Maria Seva Sangha’s Nutrition Scheme arranges to serve a hot, nourishing meal each to some of the children in 21 schools across Bangalore today. Why some and not all children in these schools? And why just 23 schools in the city which probably has over a 100 schools? Because the scheme is specifically targeted at children whose families are not guaranteed at least one square meal a day. A background check on these families has been done by Maria Seva Sangha along with the schools that they work with confirms the same.
These are schools like Indiranagar’s Maria Kirana Creche and Venkateshapuram’s Satya Seva High School – schools that were setup for children from surrounding slums with the intention of providing them with a safe childhood. These are children who would have been otherwise been left on the streets when their parents go to work. Elder children in these slums are unable to attend school as they are forced to stay at home and look after their siblings. Speak to the authorities at these schools and they’ll echo the same sentiment, “During our visits to the slums, we realized the necessity to care for these children and give them an education as education is one of the best tools to stimulate development and progress. Parents were not motivated to educate their children as it involves money and younger ones will be left alone at home.”
St. Anne’s Kannada Higher Primary School in Marienpet, Muthakapalli is another school that benefits from Maria Seva Sangha’s programme. The school is situated in a remote village, where most people live below the poverty line. Parents of the children admitted into the school are unemployed, even coolie work is not available for them; which is why parents prefer to send their kids to schools which give them things like uniforms, books and food. Meals thus become a primary attraction because they get close to nothing to eat at home. St. Euphrasia’s school, though located in the heart of the city, is no different. The children hail mostly come from the slums of L R Nagar, Neelasandra and Ejipura. Their fathers are daily wage earners and their mothers are housemaids, who find it difficult to make ends meet. Consequently, they hardly get a meal a day.

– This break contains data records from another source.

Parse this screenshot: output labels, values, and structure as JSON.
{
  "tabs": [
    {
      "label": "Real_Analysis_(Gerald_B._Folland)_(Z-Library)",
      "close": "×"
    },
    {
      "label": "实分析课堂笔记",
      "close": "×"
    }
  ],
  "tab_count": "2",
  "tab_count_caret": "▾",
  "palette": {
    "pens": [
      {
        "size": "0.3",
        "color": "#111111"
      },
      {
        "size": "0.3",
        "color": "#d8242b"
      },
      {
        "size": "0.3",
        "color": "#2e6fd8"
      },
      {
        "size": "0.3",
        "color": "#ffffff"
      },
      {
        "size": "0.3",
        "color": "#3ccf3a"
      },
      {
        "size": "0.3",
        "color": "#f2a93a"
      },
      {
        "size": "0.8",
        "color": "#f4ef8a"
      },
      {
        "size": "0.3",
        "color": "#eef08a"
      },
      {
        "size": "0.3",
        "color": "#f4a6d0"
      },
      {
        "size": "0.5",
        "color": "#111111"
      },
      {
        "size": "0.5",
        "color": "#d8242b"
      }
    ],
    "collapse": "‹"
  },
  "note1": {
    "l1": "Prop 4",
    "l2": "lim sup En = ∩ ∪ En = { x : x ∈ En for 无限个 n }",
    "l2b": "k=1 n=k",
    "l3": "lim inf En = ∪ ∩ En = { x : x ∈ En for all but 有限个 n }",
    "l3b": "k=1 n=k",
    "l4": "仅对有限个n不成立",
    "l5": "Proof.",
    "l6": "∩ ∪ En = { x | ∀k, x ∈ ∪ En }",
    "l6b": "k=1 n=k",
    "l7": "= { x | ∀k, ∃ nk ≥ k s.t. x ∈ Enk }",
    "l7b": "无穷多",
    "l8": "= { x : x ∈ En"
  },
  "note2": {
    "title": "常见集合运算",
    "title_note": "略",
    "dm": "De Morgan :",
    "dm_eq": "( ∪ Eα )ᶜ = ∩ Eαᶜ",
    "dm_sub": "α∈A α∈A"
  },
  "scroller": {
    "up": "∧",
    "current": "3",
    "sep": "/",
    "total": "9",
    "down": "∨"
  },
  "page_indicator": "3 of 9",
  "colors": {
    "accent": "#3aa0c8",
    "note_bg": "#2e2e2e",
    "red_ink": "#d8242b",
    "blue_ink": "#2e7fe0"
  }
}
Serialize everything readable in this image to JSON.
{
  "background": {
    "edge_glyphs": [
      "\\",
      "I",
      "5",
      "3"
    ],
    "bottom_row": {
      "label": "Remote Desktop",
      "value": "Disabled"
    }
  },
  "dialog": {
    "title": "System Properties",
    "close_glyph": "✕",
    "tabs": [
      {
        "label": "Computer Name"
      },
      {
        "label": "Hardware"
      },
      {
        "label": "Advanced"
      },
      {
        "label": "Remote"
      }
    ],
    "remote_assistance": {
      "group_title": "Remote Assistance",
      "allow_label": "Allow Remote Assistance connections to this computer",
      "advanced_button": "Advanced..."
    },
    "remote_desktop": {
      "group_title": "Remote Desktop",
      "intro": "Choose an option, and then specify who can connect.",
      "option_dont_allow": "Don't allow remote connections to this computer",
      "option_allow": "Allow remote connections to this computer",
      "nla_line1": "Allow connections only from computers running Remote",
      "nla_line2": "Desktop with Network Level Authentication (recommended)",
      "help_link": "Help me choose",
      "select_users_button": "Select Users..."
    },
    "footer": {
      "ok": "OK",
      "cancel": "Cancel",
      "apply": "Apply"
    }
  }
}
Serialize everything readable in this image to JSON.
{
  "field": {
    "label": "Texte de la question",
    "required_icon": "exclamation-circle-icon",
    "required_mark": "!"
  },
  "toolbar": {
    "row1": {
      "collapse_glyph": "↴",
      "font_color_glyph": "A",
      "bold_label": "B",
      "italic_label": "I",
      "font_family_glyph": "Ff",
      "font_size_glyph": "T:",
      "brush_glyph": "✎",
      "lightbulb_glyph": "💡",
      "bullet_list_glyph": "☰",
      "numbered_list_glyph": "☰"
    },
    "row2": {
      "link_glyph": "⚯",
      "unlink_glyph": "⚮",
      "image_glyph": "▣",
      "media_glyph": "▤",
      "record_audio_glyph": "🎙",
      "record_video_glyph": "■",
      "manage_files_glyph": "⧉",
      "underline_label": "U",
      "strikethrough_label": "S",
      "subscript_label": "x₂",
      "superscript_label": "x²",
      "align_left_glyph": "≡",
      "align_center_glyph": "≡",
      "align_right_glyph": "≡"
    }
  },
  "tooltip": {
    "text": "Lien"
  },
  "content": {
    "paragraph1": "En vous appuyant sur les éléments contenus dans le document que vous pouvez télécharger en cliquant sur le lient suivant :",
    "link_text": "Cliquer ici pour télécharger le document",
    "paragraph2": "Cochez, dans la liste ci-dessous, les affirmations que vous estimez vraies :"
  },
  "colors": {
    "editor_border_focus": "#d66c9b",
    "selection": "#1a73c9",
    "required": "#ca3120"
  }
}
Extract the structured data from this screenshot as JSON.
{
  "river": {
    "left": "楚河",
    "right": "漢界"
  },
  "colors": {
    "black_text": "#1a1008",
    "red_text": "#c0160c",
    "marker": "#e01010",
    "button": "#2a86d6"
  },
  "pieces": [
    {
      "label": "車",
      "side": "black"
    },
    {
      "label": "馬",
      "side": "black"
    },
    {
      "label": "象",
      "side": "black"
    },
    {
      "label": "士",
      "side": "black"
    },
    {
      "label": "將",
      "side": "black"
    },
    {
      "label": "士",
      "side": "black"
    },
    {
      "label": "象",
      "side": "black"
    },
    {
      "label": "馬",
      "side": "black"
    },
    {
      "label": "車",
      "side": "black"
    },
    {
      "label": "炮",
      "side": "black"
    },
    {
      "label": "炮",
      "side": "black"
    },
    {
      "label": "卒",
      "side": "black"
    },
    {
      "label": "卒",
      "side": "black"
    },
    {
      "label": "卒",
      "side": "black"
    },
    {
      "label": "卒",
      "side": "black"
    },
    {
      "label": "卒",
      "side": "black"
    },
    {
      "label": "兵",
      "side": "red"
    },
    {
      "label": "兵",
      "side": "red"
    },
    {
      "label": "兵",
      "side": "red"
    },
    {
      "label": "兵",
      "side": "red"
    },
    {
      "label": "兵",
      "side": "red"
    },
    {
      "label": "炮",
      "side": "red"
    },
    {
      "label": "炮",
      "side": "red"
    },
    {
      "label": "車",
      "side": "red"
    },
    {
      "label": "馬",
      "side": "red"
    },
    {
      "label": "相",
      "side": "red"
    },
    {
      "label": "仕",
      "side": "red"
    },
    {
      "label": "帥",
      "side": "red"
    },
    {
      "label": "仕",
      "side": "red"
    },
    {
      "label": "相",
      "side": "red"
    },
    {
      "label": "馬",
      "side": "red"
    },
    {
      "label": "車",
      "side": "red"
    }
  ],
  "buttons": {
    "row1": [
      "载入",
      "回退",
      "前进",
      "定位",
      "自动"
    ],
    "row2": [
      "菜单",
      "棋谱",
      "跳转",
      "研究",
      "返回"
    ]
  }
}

Teachers at St. Anthony’s Kannada Higher Primary School in Jayanagar’s T block say that before Maria Seva Sangha’s mid-day meal scheme, the children used to come very late to school; because they had to wait for their mothers to bring food from the houses where they were working. And lastly, at The St. Augustine’s Higher Primary School in Jageri, the programme feeds children who walk 4-6 kms a day, as they come from remote places like Kollegal Taluk, which have minimum transport facilities.
So, really, given the backgrounds these kids come from, this is more than just a meal a day!